by Michael Caruso
The Episcopal Church of St. Martin-in-the-Fields, Chestnut Hill, celebrated its final Choral Evensong of the liturgical year Sunday afternoon, June 2, with a performance of a provocative score by Joel Thompson. The work, sung as the anthem at the Offertory, was “The Seven Last Words of the Unarmed” and it turned out to be not particularly provocative, at all, and even (at least to my ears) reassuring of the hope that better things will come if its message is taken seriously.
Thompson based the text of his seven-movement score on the last words spoken by seven unarmed African American men just prior to their being shot and killed by police officers. Considering the specific circumstances of each of the seven incidents, the words are small in number. And, for the most part, they express a profound disbelief that what is happening and what is about to happen is really and truly about to take place. Because it seems that, in all seven situations, the final level of deadly violence didn’t really need to happen, at all.
Of course, one can argue – and certainly, many have – that these “seven last words” are the culmination of events that led up to them and that, for the sake of fairness, we have to look at the complete context of everything that led up to these fatal finales.
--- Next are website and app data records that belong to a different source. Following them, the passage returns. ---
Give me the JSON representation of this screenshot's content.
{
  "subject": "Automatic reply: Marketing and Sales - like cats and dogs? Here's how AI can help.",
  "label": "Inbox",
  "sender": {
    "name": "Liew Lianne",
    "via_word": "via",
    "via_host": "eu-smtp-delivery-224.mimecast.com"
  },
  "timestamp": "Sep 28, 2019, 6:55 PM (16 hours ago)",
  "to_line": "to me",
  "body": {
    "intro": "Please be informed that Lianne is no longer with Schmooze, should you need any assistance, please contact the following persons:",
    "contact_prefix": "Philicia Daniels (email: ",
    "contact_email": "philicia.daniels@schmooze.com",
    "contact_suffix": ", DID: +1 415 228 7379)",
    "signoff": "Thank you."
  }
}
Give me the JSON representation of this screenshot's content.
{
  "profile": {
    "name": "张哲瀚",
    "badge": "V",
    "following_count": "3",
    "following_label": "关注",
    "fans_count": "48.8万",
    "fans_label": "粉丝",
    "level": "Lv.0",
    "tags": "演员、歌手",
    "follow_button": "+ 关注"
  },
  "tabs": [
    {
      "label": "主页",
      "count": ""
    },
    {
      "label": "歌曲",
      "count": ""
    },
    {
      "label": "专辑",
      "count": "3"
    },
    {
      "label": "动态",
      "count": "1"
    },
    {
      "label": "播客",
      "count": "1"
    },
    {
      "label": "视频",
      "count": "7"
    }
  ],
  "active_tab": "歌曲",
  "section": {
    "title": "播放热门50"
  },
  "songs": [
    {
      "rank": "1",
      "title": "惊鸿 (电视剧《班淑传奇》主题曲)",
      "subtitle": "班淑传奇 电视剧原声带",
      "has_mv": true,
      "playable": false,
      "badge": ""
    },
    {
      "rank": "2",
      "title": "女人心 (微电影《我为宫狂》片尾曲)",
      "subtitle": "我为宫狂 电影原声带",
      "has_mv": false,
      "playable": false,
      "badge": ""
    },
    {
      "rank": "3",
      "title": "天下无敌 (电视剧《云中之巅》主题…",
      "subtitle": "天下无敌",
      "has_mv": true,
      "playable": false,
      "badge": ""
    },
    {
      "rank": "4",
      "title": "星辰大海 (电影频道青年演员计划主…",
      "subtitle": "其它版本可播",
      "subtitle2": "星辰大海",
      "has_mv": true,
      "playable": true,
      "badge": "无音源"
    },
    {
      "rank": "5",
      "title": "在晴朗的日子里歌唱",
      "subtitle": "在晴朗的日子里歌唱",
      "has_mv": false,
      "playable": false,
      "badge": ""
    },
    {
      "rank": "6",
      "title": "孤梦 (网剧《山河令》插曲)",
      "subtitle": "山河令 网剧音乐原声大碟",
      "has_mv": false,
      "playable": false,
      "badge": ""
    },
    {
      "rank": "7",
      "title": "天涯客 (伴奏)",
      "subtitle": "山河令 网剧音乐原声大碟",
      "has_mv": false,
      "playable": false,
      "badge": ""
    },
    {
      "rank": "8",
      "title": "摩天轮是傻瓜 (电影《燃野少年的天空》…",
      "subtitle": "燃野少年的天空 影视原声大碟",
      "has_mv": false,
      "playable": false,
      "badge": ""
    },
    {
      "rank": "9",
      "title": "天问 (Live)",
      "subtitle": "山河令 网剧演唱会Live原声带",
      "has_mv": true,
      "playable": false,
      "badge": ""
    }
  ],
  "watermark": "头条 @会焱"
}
And yet, these fatal finales leave most reasonable people with a degree of uneasiness that is troubling at the very least and, more likely than not, rather disturbing. One can’t help but wonder if death really was the only resolution to these seven confrontations or if a temporizing hand of discretion might have steered the narrative in another direction?
The seven unarmed men Thompson chose to memorialize are Kenneth Chamberlain, Trayvon Martin, Amadou Diallo, Michael Brown, Oscar Grant, John Crawford and Eric Garner. Just as each particular story is different, so too is the music Thompson employed to project the story of their individual deaths. Always voiced within the idiom of contemporary Broadway musicals, both the choral music and the accompaniment of strings and piano remain consistently tonal, intelligently varied, comfortably balanced, and emotionally telling without crossing the line into shrill and oppressive.
And yet, the music is potent. It leaves its mark on your feelings and thoughts. I found myself wondering to what degree each of the seven were gripped by an overwhelming fear as each realized that common sense had been replaced by an irrational ferocity rapidly slipping out of control. And what could be done to stop it from doing so? Obviously in all seven cases, nothing was.
With Paula Meyer at the piano joined by string players Rachel Segal, Melissa Locati, Beth Dwzil, Nellie Smith and Solomon Guhl-Miller in accompaniment, parish music director Erik Meyer conducted the parish choir in a strong yet sensitive rendition for a large and seriously attentive congregation. All seven of the texts were delivered with careful diction coursing with intensity and commitment. The singing was well modulated and rhythmically energetic. It was expertly supported instrumentally.
Meyer did not overlook the traditions of Anglican Choral Evensong. He and the strings braced the service with one movement at the start and one movement at the end from J.S. Bach’s Concerto in G minor. Gwyneth Walker’s “Magnificat” and Linda Kachelmeier’s “Nunc Dimittis” were sung by the choir at the appropriate times, as was Meyer’s own setting of the Psalm.
BALLET AT THE KIMMEL
The Kimmel Center for the Performing Arts will celebrate the Fred J. Cooper pipe organ in Verizon Hall with an “Organ Day” Saturday, June 15. Among the performers taking part will be five members of Pennsylvania Ballet, including Roxborough’s Oksana Maslova. She will join Sterling Baca for the “White Swan Pas de Deux” from “Swan Lake” and the “Solar/Nikiya Act I Pas de Deux” from “La Bayadere.” On her own, she’ll dance the “Nikiya Act I Variation” from “La Bayadere.” Baca will dance the “Solar Act I Variation” from “La Bayadere” as his solo.
So Jung Shin will dance selections from “Swan Lake” and “The Sleeping Beauty” and Nayara Lopes and Aleksey Babayev will dance the “Flames of Paris Pas de Deux.”
Performances begin at 3 p.m. Visit KimmelCenter.org for more information.